During the next six weeks, we will look at each part of the Mass in succession so we can understand, celebrate, and live it even better.
Father Tom Margevicius is instructor of liturgical theology at St. Paul Seminary School of Divinity in St. Paul.
This week's readings
Week of December 16 - 22, 2007
Sunday, December 16, 2007
Third Sunday of Advent
Reading I: Is 35:1-6a, 10
Reading II: Jas 5:7-10
Gospel: Mt 11:2-11
Monday, December 17, 2007
Reading I: Gn 49:2, 8-10
Gospel: Mt 1:1-17
Tuesday, December 18, 2007
Reading I: Jer 23:5-8
Gospel: Mt 1:18-25
Wednesday, December 19, 2007
Reading I: Jgs 13:2-7, 24-25a
Gospel: Lk 1:5-25
Thursday, December 20, 2007
Reading I: Is 7:10-14
Gospel: Lk 1:26-38
Friday, December 21, 2007
Reading I: Sgs 2:8-14 or Zep 3:14-18a
Gospel: Lk 1:39-45
Saturday, December 22, 2007
Reading I: 1 Sm 1:24-28
Gospel: Lk 1:46-56
Pope's Prayer Intentions
December General Intention
Those Suffering from AIDS. That society may care for those stricken with AIDS, especially women and children, and that the Church may help them feel the Lord's love.
December Mission Intention
Asia. That the incarnation of the Son of God may help the peoples of Asia recognize Jesus as God's Envoy, the only Savior of the world.
A Prayer in Autumn for Country Living
GOOD and generous Lord, You have once more brought the year full circle, through planting and growing and ripening to harvest time, and autumn.
We thank You for the sun and the wind, the rain and the dew, the minerals of the earth and all the plants that grow and all the beasts and birds of farm and field. We marvel at Your wonderful ways of bringing food from the earth for the good of us all.

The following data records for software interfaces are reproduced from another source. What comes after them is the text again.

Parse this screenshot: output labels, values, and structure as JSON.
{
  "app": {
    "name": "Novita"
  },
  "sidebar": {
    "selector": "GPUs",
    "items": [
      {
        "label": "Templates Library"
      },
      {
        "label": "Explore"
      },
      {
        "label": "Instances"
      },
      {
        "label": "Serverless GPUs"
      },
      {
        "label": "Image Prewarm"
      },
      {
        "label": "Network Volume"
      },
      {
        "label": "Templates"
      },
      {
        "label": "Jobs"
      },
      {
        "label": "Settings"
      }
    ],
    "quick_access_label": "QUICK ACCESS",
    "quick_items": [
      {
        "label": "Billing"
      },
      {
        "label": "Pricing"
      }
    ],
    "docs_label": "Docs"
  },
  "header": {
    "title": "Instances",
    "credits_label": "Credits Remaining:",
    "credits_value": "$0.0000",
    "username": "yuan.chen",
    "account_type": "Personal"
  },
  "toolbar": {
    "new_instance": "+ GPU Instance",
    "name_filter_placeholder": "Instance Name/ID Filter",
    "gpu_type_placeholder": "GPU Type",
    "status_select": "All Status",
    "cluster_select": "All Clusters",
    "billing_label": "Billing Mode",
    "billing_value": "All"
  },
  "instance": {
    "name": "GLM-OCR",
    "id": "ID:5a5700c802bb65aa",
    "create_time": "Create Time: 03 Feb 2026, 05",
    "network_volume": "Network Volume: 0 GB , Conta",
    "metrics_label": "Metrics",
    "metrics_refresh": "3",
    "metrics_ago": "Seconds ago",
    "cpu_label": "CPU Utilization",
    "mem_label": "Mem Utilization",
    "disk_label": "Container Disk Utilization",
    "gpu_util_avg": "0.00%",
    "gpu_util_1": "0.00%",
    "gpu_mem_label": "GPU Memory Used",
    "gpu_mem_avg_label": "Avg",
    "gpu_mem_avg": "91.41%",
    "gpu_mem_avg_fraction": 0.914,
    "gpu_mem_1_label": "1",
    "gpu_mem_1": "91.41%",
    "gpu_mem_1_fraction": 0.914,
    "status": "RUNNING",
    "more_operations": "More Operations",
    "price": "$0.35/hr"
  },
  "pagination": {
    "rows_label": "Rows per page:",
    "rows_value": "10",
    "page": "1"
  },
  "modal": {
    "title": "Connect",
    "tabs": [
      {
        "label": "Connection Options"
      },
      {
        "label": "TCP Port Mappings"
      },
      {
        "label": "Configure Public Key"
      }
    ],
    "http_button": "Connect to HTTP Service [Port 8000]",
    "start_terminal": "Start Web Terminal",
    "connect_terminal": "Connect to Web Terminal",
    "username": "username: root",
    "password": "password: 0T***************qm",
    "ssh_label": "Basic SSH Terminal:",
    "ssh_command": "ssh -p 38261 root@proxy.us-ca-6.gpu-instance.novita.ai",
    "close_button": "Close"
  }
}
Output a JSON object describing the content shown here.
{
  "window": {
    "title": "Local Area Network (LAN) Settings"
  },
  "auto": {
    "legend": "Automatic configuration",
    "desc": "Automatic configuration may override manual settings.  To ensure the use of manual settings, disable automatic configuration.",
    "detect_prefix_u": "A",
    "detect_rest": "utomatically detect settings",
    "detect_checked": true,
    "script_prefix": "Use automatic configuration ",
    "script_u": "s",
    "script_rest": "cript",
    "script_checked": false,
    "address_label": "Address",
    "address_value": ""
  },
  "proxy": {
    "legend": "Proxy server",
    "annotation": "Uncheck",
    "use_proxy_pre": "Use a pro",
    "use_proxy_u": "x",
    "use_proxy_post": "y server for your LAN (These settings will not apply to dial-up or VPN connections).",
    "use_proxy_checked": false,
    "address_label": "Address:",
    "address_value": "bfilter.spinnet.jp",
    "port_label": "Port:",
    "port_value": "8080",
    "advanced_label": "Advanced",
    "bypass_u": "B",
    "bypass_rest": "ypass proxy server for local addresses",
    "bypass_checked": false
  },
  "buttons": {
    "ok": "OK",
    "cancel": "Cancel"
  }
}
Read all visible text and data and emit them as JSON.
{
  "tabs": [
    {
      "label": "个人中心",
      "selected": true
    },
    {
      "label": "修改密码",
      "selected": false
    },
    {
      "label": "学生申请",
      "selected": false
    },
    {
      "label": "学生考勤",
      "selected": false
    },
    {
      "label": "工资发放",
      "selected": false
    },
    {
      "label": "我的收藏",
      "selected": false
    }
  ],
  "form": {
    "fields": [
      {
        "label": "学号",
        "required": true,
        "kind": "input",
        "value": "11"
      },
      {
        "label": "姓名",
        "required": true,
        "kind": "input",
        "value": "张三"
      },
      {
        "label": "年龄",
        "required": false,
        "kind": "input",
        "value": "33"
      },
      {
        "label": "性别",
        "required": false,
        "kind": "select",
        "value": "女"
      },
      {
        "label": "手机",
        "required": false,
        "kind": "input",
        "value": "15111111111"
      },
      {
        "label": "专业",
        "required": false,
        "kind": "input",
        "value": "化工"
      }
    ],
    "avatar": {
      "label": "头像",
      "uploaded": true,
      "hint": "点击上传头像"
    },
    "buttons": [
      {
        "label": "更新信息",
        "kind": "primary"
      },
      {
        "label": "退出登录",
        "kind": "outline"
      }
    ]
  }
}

Dear God, help us to use Your rich gifts as You want us to. Teach us to share them with our neighbors when they are in need. Make us see, in the marvelous succession of seasons and in the growth and ripening of our crops, the merciful, generous hand of Your divine providence.
Help us to realize, too, that if we keep Your commandments and live according to the inspirations of Your grace, we shall also reap a plentiful harvest in the autumn of our lifetime: a harvest that we will be able to enjoy for ever and ever, where no rust can destroy, nor blight spoil any least part of it.
Prayer courtesy of the National Catholic Rural Life Conference